But not everyone is on the Avalara bandwagon. In an article for Seeking Alpha, Silicon Valley finance professional Gary Alexander wrote that with only 25% year-over-year growth in the first quarter of this year, and with growth in fiscal year 2017 trailing most other SaaS stocks at just 27% year-over-year, “it’s difficult to declare that Avalara is anything more than average.”
It’s difficult to be bearish on recent IPOs because of how they all tend to trade singularly upward. But in my view, Avalara has very limited upside left at its double-digit revenue valuation.

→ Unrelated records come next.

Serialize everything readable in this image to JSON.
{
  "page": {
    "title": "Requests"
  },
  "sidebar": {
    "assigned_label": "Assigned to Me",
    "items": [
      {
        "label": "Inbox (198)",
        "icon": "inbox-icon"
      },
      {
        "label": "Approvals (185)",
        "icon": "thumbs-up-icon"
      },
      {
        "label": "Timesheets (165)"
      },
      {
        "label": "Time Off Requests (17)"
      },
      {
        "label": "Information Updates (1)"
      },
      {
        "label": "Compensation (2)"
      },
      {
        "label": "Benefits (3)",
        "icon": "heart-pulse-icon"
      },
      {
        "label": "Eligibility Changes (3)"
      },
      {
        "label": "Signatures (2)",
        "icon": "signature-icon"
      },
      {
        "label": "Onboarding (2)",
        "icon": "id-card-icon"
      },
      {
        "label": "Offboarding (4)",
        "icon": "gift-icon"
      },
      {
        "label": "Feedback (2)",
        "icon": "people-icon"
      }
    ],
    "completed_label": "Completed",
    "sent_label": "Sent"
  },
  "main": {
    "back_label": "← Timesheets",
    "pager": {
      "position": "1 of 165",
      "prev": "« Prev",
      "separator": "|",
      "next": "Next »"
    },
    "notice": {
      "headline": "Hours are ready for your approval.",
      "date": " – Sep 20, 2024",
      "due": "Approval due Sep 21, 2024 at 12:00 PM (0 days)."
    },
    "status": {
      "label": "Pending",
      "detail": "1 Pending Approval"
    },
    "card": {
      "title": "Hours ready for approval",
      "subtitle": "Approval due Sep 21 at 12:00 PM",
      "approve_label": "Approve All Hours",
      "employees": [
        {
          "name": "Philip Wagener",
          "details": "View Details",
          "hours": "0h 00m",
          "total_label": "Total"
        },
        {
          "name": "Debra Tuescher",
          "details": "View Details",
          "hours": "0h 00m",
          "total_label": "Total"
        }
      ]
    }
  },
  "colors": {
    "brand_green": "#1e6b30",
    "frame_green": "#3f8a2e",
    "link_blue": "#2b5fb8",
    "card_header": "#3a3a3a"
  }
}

If and when the market turns sour again and investors begin to pay closer attention to the high valuations at which SaaS IPOs trade, richly valued stocks like Avalara could see an unpleasant crunch.
And in an article for MarketWatch, David Trainer, CEO of New Constructs, an equity research firm, and New Constructs investment analysts Kyle Guske II and Sam McBride gave Avalara’s stock an “Unattractive” rating.
When we analyze the cash-flow expectations baked into the stock price, we find that Avalara is overvalued, despite what traditional metrics show.
To justify even a price of $20 (the midpoint of the proposed IPO price range), Avalara must immediately achieve 12% NOPAT [net operating profit after tax] margins (average of all software firms with positive margins under coverage) and grow revenue by 21% compounded annually (average of all software firms under coverage) for the next seven years. For reference, Avalara’s NOPAT margin was -24% in 2017 so this scenario implies immediate and drastic improvements in profitability.
In a more conservative scenario, if we assume Avalara can achieve a 4% NOPAT margins (slightly better than salesforce at 3%) and grow revenue by 21% compounded annually for the next decade, the stock is worth just $7 a share today — a 71% downside from the IPO price.
Avalara’s offering is expected to close on June 19.